First scientific expedition to newly exposed Antarctic ecosystem

On Nov. 10, 2016, scientists on NASA's IceBridge mission photographed an oblique view of a massive rift in the Antarctic Peninsula's Larsen C ice shelf. Icebridge, an airborne survey of polar ice, completed an eighth consecutive Antarctic deployment on Nov. 18.
[15. February 2018] 

A team of scientists, led by British Antarctic Survey (BAS), heads to Antarctica to investigate a mysterious marine ecosystem that’s been hidden beneath an Antarctic ice shelf for up to 120,000 years.

Climate Research

AWI publishes magazine on climate research in the Arctic and Antarctic

87 pages of reliable information on our planet's hotspots

Eisberg vor antarktischer Halbinsel
[14. February 2018] 

Making climate research accessible – it was with this goal in mind that the Alfred Wegener Institute released the magazine “Tracking Changes”. In articles, interviews and infographics, readers will come to realise why pursuing climate research in the polar regions is so vital. Further, the engaging and highly informative read will make them ideally prepared for the next time they find themselves in a discussion about climate change.

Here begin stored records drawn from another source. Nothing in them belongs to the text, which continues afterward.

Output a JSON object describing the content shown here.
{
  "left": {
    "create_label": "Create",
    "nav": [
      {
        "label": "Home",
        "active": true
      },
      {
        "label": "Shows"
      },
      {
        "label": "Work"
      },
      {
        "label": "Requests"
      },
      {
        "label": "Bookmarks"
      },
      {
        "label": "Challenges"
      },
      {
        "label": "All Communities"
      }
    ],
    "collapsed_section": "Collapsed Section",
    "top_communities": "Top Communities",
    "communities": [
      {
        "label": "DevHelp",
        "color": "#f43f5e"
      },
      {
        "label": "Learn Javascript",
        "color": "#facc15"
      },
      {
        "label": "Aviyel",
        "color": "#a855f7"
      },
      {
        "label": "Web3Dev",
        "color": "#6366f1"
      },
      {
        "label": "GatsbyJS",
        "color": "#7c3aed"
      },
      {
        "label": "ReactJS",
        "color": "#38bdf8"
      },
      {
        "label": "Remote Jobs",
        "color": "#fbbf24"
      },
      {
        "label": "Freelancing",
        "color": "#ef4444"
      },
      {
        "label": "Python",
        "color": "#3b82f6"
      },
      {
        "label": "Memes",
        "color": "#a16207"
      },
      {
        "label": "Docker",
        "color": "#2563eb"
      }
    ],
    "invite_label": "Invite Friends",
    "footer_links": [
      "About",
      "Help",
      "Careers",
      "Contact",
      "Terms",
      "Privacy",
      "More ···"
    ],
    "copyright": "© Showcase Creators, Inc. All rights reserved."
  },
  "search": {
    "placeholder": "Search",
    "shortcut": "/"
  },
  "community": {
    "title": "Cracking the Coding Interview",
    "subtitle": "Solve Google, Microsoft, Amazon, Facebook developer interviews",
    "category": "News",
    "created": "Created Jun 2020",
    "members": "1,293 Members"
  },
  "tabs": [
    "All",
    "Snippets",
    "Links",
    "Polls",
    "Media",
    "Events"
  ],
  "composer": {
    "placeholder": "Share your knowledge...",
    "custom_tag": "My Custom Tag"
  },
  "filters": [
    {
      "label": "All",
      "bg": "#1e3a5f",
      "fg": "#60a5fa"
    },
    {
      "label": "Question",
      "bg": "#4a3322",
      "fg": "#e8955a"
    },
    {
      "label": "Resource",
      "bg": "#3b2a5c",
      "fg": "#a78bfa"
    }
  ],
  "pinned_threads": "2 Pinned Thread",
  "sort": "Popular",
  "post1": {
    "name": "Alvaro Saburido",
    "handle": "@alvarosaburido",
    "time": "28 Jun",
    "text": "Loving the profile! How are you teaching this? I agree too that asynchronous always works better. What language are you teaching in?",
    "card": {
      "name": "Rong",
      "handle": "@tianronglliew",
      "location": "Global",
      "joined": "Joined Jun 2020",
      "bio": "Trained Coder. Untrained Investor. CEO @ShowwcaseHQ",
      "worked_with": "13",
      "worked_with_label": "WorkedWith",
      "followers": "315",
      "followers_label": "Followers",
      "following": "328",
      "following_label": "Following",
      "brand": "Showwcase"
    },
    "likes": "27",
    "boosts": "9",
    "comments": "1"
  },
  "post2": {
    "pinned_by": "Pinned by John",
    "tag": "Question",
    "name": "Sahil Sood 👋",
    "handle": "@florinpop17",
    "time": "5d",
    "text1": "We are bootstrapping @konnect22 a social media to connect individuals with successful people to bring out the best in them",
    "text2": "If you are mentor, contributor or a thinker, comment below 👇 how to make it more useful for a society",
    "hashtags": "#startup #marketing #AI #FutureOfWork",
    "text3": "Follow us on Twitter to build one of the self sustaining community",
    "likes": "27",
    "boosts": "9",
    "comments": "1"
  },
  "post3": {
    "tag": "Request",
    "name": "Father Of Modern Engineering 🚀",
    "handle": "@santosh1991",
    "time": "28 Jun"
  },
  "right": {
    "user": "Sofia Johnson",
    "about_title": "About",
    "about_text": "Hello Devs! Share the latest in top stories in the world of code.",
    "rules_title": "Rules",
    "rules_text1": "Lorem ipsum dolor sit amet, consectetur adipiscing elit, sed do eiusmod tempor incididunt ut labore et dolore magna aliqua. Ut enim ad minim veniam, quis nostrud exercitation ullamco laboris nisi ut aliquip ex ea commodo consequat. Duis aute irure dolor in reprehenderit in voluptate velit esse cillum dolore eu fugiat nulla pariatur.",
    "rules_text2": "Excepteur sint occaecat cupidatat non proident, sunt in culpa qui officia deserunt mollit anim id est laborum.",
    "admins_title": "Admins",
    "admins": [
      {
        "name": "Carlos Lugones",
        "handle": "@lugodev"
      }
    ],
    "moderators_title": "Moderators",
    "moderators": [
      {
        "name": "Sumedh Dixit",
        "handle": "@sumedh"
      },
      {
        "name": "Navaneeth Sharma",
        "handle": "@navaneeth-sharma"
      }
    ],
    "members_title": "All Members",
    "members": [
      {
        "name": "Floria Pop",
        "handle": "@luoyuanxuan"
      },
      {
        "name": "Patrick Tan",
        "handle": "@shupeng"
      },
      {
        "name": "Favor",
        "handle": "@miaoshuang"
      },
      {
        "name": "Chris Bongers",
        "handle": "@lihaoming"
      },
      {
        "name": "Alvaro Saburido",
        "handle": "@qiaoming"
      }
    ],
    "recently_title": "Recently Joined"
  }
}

Carbon capture and storage

Influence of increasing carbon dioxide levels on the seabed

New study of an international group of researchers reveals how leaking CO2 affects the seabed habitat and its inhabitants

[07. February 2018] 

Storing carbon dioxide (CO2) deep below the seabed is one way to counteract the increasing concentration of CO2 in the atmosphere. But what happens if such storage sites begin to leak and CO2 escapes through the seafloor? Answers to this question have now been provided by a study dealing with the effects of CO2 emissions on the inhabitants of sandy seabed areas.    

Nature Study

Climate variability – past and future

AWI researchers compare global temperature variability in glacial and interglacial periods

Die ersten 100 Meter
[05. February 2018] 

On the basis of a unique global comparison of data from core samples extracted from the ocean floor and the polar ice sheets, AWI researchers have now demonstrated that, though climate changes have indeed decreased around the globe from glacial to interglacial periods, the difference is by no means as pronounced as previously assumed. Until now, it was believed that glacial periods were characterised by extreme temperature variability, while interglacial periods were relatively stable. The researchers publish their findings advanced online in the...


Celebrating 60 years of Antarctic Science

This week the Scientific Committee on Antarctic Research (SCAR) marks six decades of successful international collaboration

60 Jahre SCAR
[05. February 2018] 

Since its first meeting in The Hague on 3-5 February 1958, SCAR has grown an international network of thousands of scientists who share a common ambition to carry out Antarctic science for the benefit of society.